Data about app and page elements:
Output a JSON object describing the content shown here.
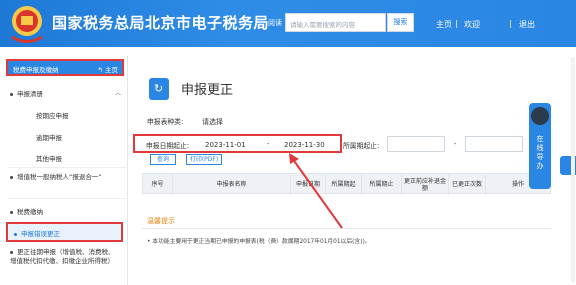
{
  "header": {
    "site_title": "国家税务总局北京市电子税务局",
    "lang_label": "阅读",
    "search_placeholder": "请输入需要搜索的内容",
    "search_button": "搜索",
    "nav_home": "主页",
    "nav_sep1": "|",
    "nav_welcome": "欢迎",
    "nav_sep2": "|",
    "nav_logout": "退出"
  },
  "sidebar": {
    "title": "税费申报及缴纳",
    "home_link": "主页",
    "items": [
      {
        "label": "申报清册"
      },
      {
        "label": "按期应申报"
      },
      {
        "label": "逾期申报"
      },
      {
        "label": "其他申报"
      },
      {
        "label": "增值税一般纳税人“报退合一”"
      },
      {
        "label": "税费缴纳"
      },
      {
        "label": "申报错误更正"
      },
      {
        "label": "更正往期申报（增值税、消费税、增值税代扣代缴、扣缴企业所得税）"
      }
    ]
  },
  "main": {
    "page_title": "申报更正",
    "form": {
      "report_type_label": "申报表种类:",
      "report_type_value": "请选择",
      "period_label": "申报日期起止:",
      "date_start": "2023-11-01",
      "date_sep": "-",
      "date_end": "2023-11-30",
      "belong_label": "所属期起止:",
      "belong_start": "",
      "belong_sep": "-",
      "belong_end": ""
    },
    "buttons": {
      "query": "查询",
      "print": "打印(PDF)"
    },
    "table_headers": [
      "序号",
      "申报表名称",
      "申报日期",
      "所属期起",
      "所属期止",
      "更正前应补退金额",
      "已更正次数",
      "操作"
    ],
    "warm_tip_title": "温馨提示",
    "warm_tip_text": "• 本功能主要用于更正当期已申报的申报表(税（费）款属期2017年01月01以后(含))。"
  },
  "float_panel": {
    "text": "在线导办"
  },
  "colors": {
    "brand_blue": "#2a86e3",
    "highlight_red": "#e23a3a",
    "tip_orange": "#e08a1c"
  }
}
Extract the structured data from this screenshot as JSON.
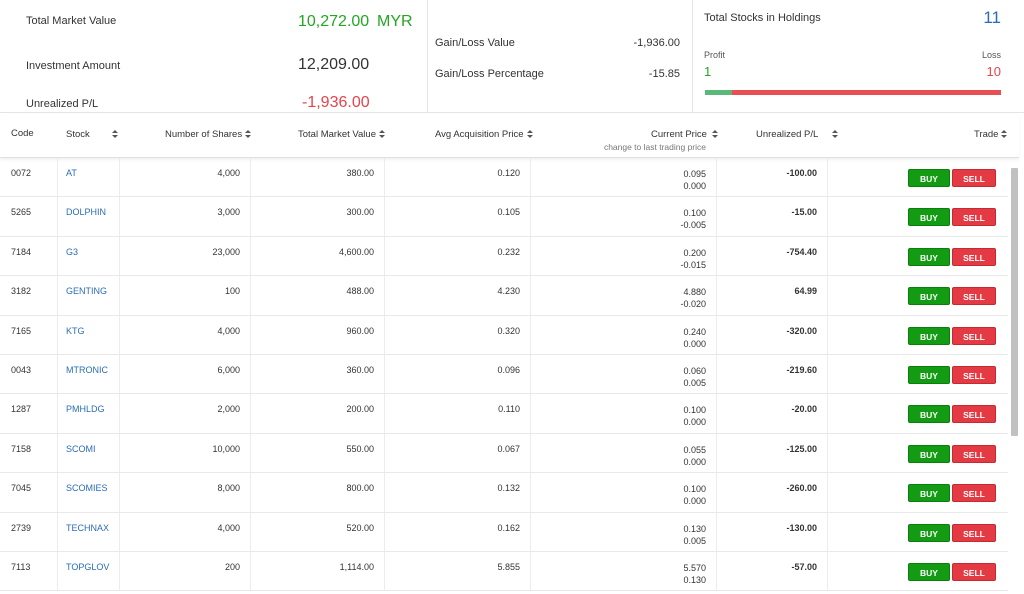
{
  "summary": {
    "total_market_value_label": "Total Market Value",
    "total_market_value": "10,272.00",
    "currency": "MYR",
    "investment_amount_label": "Investment Amount",
    "investment_amount": "12,209.00",
    "unrealized_pl_label": "Unrealized P/L",
    "unrealized_pl": "-1,936.00",
    "gain_loss_value_label": "Gain/Loss Value",
    "gain_loss_value": "-1,936.00",
    "gain_loss_pct_label": "Gain/Loss Percentage",
    "gain_loss_pct": "-15.85",
    "total_stocks_label": "Total Stocks in Holdings",
    "total_stocks": "11",
    "profit_label": "Profit",
    "profit_count": "1",
    "loss_label": "Loss",
    "loss_count": "10",
    "profit_fraction": 0.09,
    "colors": {
      "profit": "#21a821",
      "loss": "#e8434c",
      "accent": "#2b6cb8"
    }
  },
  "table": {
    "headers": {
      "code": "Code",
      "stock": "Stock",
      "shares": "Number of Shares",
      "market_value": "Total Market Value",
      "avg_price": "Avg Acquisition Price",
      "current_price": "Current Price",
      "current_price_sub": "change to last trading price",
      "upl": "Unrealized P/L",
      "trade": "Trade"
    },
    "buy_label": "BUY",
    "sell_label": "SELL",
    "rows": [
      {
        "code": "0072",
        "stock": "AT",
        "shares": "4,000",
        "mv": "380.00",
        "avg": "0.120",
        "cur": "0.095",
        "chg": "0.000",
        "upl": "-100.00"
      },
      {
        "code": "5265",
        "stock": "DOLPHIN",
        "shares": "3,000",
        "mv": "300.00",
        "avg": "0.105",
        "cur": "0.100",
        "chg": "-0.005",
        "upl": "-15.00"
      },
      {
        "code": "7184",
        "stock": "G3",
        "shares": "23,000",
        "mv": "4,600.00",
        "avg": "0.232",
        "cur": "0.200",
        "chg": "-0.015",
        "upl": "-754.40"
      },
      {
        "code": "3182",
        "stock": "GENTING",
        "shares": "100",
        "mv": "488.00",
        "avg": "4.230",
        "cur": "4.880",
        "chg": "-0.020",
        "upl": "64.99"
      },
      {
        "code": "7165",
        "stock": "KTG",
        "shares": "4,000",
        "mv": "960.00",
        "avg": "0.320",
        "cur": "0.240",
        "chg": "0.000",
        "upl": "-320.00"
      },
      {
        "code": "0043",
        "stock": "MTRONIC",
        "shares": "6,000",
        "mv": "360.00",
        "avg": "0.096",
        "cur": "0.060",
        "chg": "0.005",
        "upl": "-219.60"
      },
      {
        "code": "1287",
        "stock": "PMHLDG",
        "shares": "2,000",
        "mv": "200.00",
        "avg": "0.110",
        "cur": "0.100",
        "chg": "0.000",
        "upl": "-20.00"
      },
      {
        "code": "7158",
        "stock": "SCOMI",
        "shares": "10,000",
        "mv": "550.00",
        "avg": "0.067",
        "cur": "0.055",
        "chg": "0.000",
        "upl": "-125.00"
      },
      {
        "code": "7045",
        "stock": "SCOMIES",
        "shares": "8,000",
        "mv": "800.00",
        "avg": "0.132",
        "cur": "0.100",
        "chg": "0.000",
        "upl": "-260.00"
      },
      {
        "code": "2739",
        "stock": "TECHNAX",
        "shares": "4,000",
        "mv": "520.00",
        "avg": "0.162",
        "cur": "0.130",
        "chg": "0.005",
        "upl": "-130.00"
      },
      {
        "code": "7113",
        "stock": "TOPGLOV",
        "shares": "200",
        "mv": "1,114.00",
        "avg": "5.855",
        "cur": "5.570",
        "chg": "0.130",
        "upl": "-57.00"
      }
    ]
  }
}
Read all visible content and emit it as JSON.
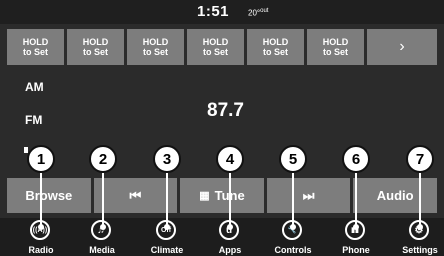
{
  "status": {
    "time": "1:51",
    "temp": "20°",
    "temp_suffix": "out"
  },
  "presets": [
    {
      "line1": "HOLD",
      "line2": "to Set"
    },
    {
      "line1": "HOLD",
      "line2": "to Set"
    },
    {
      "line1": "HOLD",
      "line2": "to Set"
    },
    {
      "line1": "HOLD",
      "line2": "to Set"
    },
    {
      "line1": "HOLD",
      "line2": "to Set"
    },
    {
      "line1": "HOLD",
      "line2": "to Set"
    }
  ],
  "presets_next": "›",
  "bands": {
    "am": "AM",
    "fm": "FM"
  },
  "frequency": "87.7",
  "controls": {
    "browse": "Browse",
    "seek_back": "⏮",
    "tune_icon": "▦",
    "tune": "Tune",
    "seek_forward": "⏭",
    "audio": "Audio"
  },
  "nav": [
    {
      "label": "Radio",
      "icon": "radio-antenna-icon",
      "glyph": "((A))"
    },
    {
      "label": "Media",
      "icon": "music-note-icon",
      "glyph": "♫"
    },
    {
      "label": "Climate",
      "icon": "climate-off-icon",
      "glyph": "Off"
    },
    {
      "label": "Apps",
      "icon": "apps-icon",
      "glyph": "û"
    },
    {
      "label": "Controls",
      "icon": "wrench-icon",
      "glyph": "🔧"
    },
    {
      "label": "Phone",
      "icon": "phone-signal-icon",
      "glyph": "▮▮"
    },
    {
      "label": "Settings",
      "icon": "gear-icon",
      "glyph": "⚙"
    }
  ],
  "callouts": [
    "1",
    "2",
    "3",
    "4",
    "5",
    "6",
    "7"
  ],
  "colors": {
    "button_gray": "#7d7d7d",
    "background": "#2b2b2b",
    "bar": "#1d1d1d"
  }
}
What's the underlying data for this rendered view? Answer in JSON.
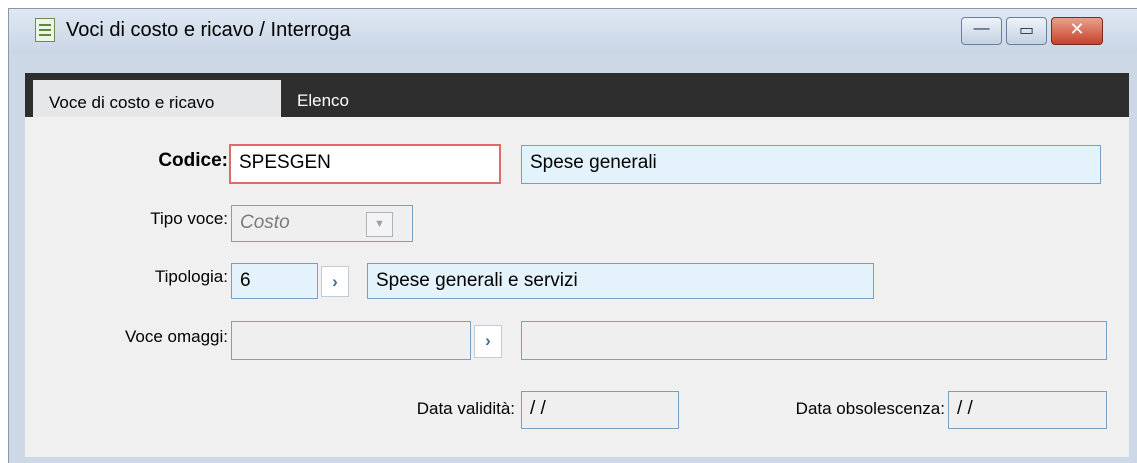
{
  "window": {
    "title": "Voci di costo e ricavo / Interroga",
    "icon": "form-document-icon",
    "buttons": {
      "minimize": "—",
      "maximize": "▭",
      "close": "✕"
    }
  },
  "tabs": [
    {
      "label": "Voce di costo e ricavo",
      "active": true
    },
    {
      "label": "Elenco",
      "active": false
    }
  ],
  "form": {
    "codice": {
      "label": "Codice:",
      "value": "SPESGEN",
      "description": "Spese generali"
    },
    "tipo_voce": {
      "label": "Tipo voce:",
      "value": "Costo",
      "dropdown_icon": "▼"
    },
    "tipologia": {
      "label": "Tipologia:",
      "value": "6",
      "description": "Spese generali e servizi",
      "zoom_icon": "›"
    },
    "voce_omaggi": {
      "label": "Voce omaggi:",
      "value": "",
      "description": "",
      "zoom_icon": "›"
    },
    "data_validita": {
      "label": "Data validità:",
      "value": "/ /"
    },
    "data_obsolescenza": {
      "label": "Data obsolescenza:",
      "value": "/ /"
    }
  },
  "colors": {
    "field_bg": "#e4f3fb",
    "field_border": "#7b9ec2",
    "focus_border": "#e06b6b",
    "tab_strip": "#2e2e2e",
    "panel_bg": "#f0f0f0"
  }
}
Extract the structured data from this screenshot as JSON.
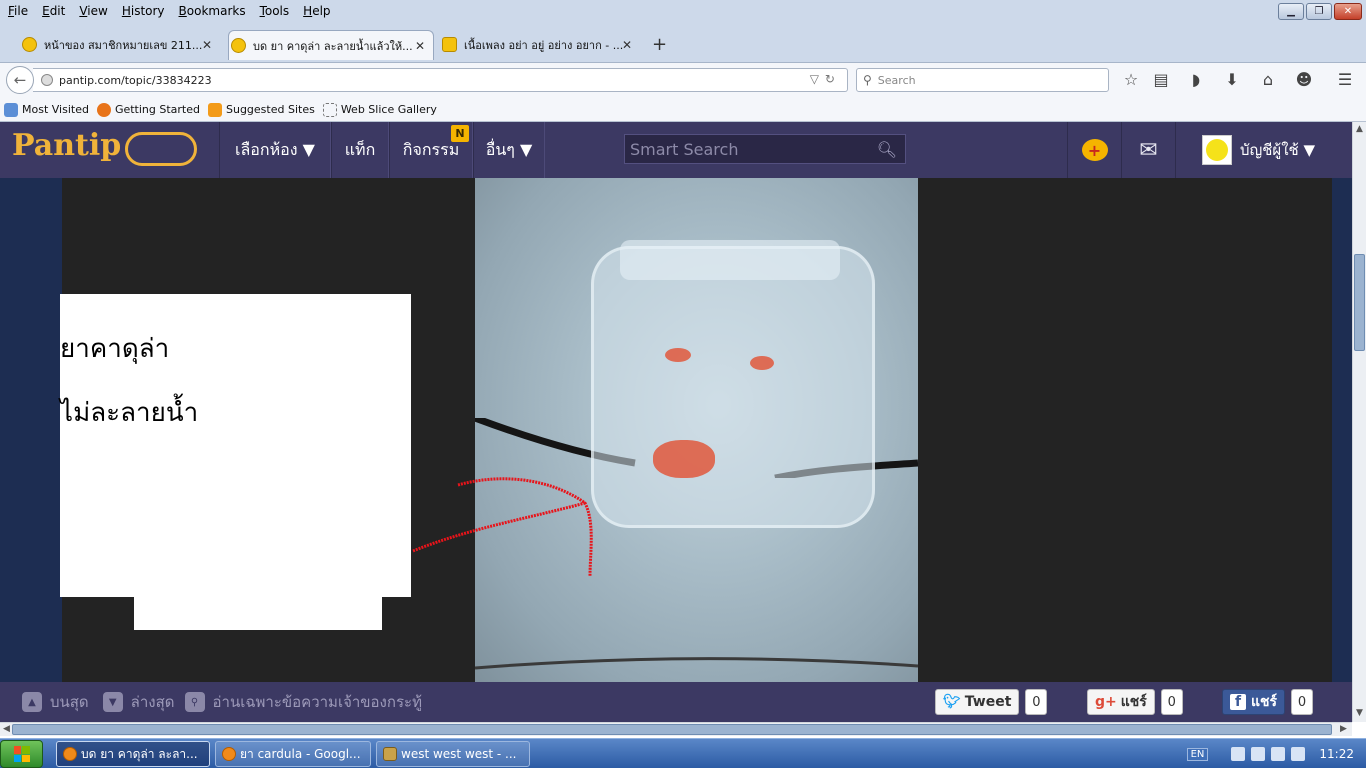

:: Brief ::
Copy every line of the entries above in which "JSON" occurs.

:: Response to this exercise ::
Output a JSON object describing the content shown here.
Extract the structured data from this screenshot as JSON.
Read all visible content and emit it as JSON.
What's the underlying data for this rendered view? Answer in JSON.
Extract the structured data from this screenshot as JSON.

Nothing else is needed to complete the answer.